## Your task
Print out each record, keeping it identical to the original.
===== Given records =====
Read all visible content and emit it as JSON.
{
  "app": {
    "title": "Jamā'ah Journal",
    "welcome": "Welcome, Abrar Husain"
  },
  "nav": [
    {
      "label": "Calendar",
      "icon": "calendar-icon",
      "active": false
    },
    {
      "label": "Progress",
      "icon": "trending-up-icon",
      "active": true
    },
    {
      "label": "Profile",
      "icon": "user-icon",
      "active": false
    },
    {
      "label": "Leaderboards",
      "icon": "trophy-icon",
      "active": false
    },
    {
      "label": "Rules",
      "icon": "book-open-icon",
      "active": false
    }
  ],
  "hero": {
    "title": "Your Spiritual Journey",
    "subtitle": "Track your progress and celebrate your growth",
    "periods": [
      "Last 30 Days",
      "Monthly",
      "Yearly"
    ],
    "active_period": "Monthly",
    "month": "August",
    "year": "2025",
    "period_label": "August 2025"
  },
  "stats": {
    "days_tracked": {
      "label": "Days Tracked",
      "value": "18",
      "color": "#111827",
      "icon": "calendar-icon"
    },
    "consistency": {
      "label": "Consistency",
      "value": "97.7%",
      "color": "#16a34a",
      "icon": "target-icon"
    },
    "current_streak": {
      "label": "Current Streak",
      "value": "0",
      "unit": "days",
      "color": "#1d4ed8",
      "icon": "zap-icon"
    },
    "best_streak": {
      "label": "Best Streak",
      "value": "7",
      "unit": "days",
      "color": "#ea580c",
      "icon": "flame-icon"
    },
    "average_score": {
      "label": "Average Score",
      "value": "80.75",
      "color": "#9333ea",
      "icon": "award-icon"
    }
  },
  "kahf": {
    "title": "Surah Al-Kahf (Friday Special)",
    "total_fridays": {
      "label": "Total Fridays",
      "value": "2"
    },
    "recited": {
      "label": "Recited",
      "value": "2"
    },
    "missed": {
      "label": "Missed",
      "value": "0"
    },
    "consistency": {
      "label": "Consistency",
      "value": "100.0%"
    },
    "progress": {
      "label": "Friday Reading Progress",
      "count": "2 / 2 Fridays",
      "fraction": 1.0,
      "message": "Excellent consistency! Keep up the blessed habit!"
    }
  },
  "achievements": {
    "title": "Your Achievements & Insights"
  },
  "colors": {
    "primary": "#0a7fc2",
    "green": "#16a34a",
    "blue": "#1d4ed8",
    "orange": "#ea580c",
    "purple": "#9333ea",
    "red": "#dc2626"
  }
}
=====
## Solution to this exercise
Read all visible content and emit it as JSON.
{
  "app": {
    "title": "Jamā'ah Journal",
    "welcome": "Welcome, Abrar Husain"
  },
  "nav": [
    {
      "label": "Calendar",
      "icon": "calendar-icon",
      "active": false
    },
    {
      "label": "Progress",
      "icon": "trending-up-icon",
      "active": true
    },
    {
      "label": "Profile",
      "icon": "user-icon",
      "active": false
    },
    {
      "label": "Leaderboards",
      "icon": "trophy-icon",
      "active": false
    },
    {
      "label": "Rules",
      "icon": "book-open-icon",
      "active": false
    }
  ],
  "hero": {
    "title": "Your Spiritual Journey",
    "subtitle": "Track your progress and celebrate your growth",
    "periods": [
      "Last 30 Days",
      "Monthly",
      "Yearly"
    ],
    "active_period": "Monthly",
    "month": "August",
    "year": "2025",
    "period_label": "August 2025"
  },
  "stats": {
    "days_tracked": {
      "label": "Days Tracked",
      "value": "18",
      "color": "#111827",
      "icon": "calendar-icon"
    },
    "consistency": {
      "label": "Consistency",
      "value": "97.7%",
      "color": "#16a34a",
      "icon": "target-icon"
    },
    "current_streak": {
      "label": "Current Streak",
      "value": "0",
      "unit": "days",
      "color": "#1d4ed8",
      "icon": "zap-icon"
    },
    "best_streak": {
      "label": "Best Streak",
      "value": "7",
      "unit": "days",
      "color": "#ea580c",
      "icon": "flame-icon"
    },
    "average_score": {
      "label": "Average Score",
      "value": "80.75",
      "color": "#9333ea",
      "icon": "award-icon"
    }
  },
  "kahf": {
    "title": "Surah Al-Kahf (Friday Special)",
    "total_fridays": {
      "label": "Total Fridays",
      "value": "2"
    },
    "recited": {
      "label": "Recited",
      "value": "2"
    },
    "missed": {
      "label": "Missed",
      "value": "0"
    },
    "consistency": {
      "label": "Consistency",
      "value": "100.0%"
    },
    "progress": {
      "label": "Friday Reading Progress",
      "count": "2 / 2 Fridays",
      "fraction": 1.0,
      "message": "Excellent consistency! Keep up the blessed habit!"
    }
  },
  "achievements": {
    "title": "Your Achievements & Insights"
  },
  "colors": {
    "primary": "#0a7fc2",
    "green": "#16a34a",
    "blue": "#1d4ed8",
    "orange": "#ea580c",
    "purple": "#9333ea",
    "red": "#dc2626"
  }
}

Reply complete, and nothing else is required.